Just like the carmakers mentioned below, the Diesel Technology Forum has cars available for attendees to test out: the BMW 120d, Mercedes E320 CDI, and Volkswagen Jetta TDI. In addition, they're giving out little big rig trailers made out of...
October 27, 2006 11:37 AM
Republicans have long been accused of being the party of Wall Street, a campaign charge that's again being leveled in this election. But on the issue of Sarbanes-Oxley, the Elephants have moved very slowly for fear of being allied with big business and the corporate scandals that prompted the 2002 law, which was largely crafted by the then-Democratic-controlled U.S. Senate.

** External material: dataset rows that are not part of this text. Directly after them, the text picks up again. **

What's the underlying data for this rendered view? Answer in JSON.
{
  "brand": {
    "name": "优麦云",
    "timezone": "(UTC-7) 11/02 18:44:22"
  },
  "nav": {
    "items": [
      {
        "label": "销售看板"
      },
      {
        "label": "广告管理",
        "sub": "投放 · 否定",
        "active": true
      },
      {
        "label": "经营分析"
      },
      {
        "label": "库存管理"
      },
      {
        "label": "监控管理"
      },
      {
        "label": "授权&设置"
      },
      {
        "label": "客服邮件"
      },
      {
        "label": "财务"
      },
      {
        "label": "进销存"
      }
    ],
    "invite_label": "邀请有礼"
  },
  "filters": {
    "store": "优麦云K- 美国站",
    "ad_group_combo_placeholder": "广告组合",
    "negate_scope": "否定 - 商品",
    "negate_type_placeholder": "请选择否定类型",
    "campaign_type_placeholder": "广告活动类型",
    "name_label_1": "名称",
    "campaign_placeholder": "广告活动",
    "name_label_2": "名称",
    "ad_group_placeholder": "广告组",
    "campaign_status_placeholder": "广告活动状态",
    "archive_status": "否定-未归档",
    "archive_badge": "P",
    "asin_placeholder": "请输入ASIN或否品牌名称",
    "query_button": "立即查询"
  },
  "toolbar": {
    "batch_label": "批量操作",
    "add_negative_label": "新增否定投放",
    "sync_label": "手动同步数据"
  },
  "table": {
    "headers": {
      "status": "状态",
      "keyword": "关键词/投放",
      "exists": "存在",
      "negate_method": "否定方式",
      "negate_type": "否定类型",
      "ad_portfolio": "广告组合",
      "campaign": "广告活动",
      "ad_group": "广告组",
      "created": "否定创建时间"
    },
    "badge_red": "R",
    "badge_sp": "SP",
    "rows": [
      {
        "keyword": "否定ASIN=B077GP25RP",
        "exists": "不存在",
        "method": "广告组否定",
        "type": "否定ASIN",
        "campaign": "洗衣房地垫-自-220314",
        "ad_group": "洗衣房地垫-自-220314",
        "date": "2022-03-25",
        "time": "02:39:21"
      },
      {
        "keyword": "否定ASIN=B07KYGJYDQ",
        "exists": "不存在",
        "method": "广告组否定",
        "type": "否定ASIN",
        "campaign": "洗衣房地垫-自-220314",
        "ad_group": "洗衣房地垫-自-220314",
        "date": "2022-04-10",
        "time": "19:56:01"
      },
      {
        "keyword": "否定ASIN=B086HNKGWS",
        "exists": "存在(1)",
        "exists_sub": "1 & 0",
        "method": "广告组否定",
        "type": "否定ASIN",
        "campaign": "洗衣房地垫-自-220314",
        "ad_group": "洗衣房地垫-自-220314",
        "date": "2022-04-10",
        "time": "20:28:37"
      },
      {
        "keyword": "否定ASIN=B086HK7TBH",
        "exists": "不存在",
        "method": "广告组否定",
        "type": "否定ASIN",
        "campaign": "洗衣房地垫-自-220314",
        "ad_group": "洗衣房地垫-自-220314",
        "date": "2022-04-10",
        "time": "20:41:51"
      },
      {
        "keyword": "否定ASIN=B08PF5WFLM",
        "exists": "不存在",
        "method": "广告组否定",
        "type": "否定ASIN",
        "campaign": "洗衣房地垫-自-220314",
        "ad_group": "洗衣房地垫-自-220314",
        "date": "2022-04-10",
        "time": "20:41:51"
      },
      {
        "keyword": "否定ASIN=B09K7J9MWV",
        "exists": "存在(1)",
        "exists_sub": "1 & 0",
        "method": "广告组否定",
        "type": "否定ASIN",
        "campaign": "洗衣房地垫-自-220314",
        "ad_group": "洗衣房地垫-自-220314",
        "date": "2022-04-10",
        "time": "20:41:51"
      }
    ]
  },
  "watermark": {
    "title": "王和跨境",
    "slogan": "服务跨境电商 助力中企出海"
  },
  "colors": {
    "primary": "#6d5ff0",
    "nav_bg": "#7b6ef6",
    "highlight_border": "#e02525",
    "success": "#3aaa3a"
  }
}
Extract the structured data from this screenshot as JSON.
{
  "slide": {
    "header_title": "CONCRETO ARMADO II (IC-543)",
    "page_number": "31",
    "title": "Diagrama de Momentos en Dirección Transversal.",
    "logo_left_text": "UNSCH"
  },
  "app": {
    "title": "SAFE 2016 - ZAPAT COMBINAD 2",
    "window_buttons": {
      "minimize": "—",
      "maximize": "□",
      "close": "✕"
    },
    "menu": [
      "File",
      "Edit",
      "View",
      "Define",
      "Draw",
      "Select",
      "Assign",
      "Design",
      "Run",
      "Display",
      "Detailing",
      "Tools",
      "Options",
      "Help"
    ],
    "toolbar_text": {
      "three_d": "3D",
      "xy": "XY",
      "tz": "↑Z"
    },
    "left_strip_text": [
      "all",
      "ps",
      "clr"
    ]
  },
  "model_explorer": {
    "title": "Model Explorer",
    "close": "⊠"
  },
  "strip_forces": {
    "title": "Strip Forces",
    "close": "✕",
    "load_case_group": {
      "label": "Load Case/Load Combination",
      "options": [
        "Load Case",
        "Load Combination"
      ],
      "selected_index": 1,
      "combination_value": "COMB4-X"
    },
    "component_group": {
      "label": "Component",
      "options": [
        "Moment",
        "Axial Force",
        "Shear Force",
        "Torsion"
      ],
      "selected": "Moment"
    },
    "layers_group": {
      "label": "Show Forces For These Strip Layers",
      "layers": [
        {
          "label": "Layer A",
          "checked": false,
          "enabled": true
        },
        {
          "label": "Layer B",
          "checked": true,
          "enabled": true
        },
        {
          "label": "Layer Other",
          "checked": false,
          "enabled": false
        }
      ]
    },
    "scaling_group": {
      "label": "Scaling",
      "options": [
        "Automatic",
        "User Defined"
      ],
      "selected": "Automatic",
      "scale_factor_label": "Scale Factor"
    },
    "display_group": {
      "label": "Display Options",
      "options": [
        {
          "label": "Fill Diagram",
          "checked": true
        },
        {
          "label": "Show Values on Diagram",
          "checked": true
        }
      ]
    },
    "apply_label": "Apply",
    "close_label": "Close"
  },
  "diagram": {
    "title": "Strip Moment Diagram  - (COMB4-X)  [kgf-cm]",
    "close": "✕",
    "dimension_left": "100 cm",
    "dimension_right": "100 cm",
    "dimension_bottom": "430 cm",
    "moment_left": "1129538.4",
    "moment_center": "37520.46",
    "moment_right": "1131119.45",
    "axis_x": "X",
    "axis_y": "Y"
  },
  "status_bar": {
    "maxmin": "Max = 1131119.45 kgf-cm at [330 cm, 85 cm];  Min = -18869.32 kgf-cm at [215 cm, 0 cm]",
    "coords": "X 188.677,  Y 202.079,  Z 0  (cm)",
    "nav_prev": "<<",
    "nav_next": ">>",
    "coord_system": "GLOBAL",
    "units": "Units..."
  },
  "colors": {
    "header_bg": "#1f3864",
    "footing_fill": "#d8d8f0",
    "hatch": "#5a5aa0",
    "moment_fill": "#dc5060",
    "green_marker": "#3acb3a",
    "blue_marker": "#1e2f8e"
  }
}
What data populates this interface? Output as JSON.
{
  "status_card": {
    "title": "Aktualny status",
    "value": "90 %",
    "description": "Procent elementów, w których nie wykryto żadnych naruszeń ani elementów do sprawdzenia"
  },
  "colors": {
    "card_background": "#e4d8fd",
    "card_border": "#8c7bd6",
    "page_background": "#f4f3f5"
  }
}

The irony of Republican inaction is that it has given leading Democrats the opportunity to outflank the GOP in advocating regulatory relief on this issue, one that's vital for entrepreneurs. Democrats may have been vague on solutions, but they have gone further than leading Republicans who've hardly acknowledged that there was a problem. Earlier this year, when the House Democrats' “Innovation Agenda,” introduced by House Minority Leader Nancy Pelosi, promised legislation to “ensure Sarbanes-Oxley...
October 27, 2006 9:57 AM
The Society of Environmental Journalists' conference this week is in full swing, with panels and exhibits on everything from sustainable forestry to avian flu. One of the big draws is the auto industry presence and their test drive offers.
DaimlerChrysler is also present, with their "F-Cell" vehicle. According to PR Manager Nick Cappa, expect to see one at your local dealership in about 10 years. Nick also mentioned that the only thing that comes out of the F-Cell's tailpipe is water vapor. Of course, water vapor is also a potent greenhouse gas, so I guess DaimlerCrysler still has some work ahead of them. The ethanol folks are also here, and they've decided to sex it up a little with a brightly-painted race car. The IndyCar Series is apparently hot for corn squeezings. According to...
October 26, 2006 5:17 PM
I was waiting for Reason to blog about this article in The New Republic. It focuses on the fact that presidential maybe-sayer Barack Obama smokes cigarettes. While that's hardly a revelation, TNR's take on it is — smoking gives him an edge as a candidate. Puffing on those cigarettes makes him seem like a real guy and not another synthetic politician.
As writer Michael Currie Schaffer puts it:
For a Democrat who wants to run in 2008, smoking may well be a tactically perfect vice. On the one hand, it sets Obama apart from the likes of Gore and Kerry, who suffered from the public perception that they had been training for the White House--and thus forgoing (or burying) foolish diversions like smoking--since they were teens. And, on the other...
October 26, 2006 1:46 PM
Prizes sponsored by private individuals and organizations seem to be the new way to provide incentives for technological and other advances. Now a wealthy Sudanese entrepreneur, Mo Ibrahim, is offering a post-facto prize to African leaders who have governed well and in the interests of their people. Ibrahim says that the money may provide incentives for some African leaders to leave office, since they will have financial security instead of clinging to their positions of power and perhaps leading their countries into corruption.
An index will be used to evaluate heads of state's performances. And the criteria sound similar to...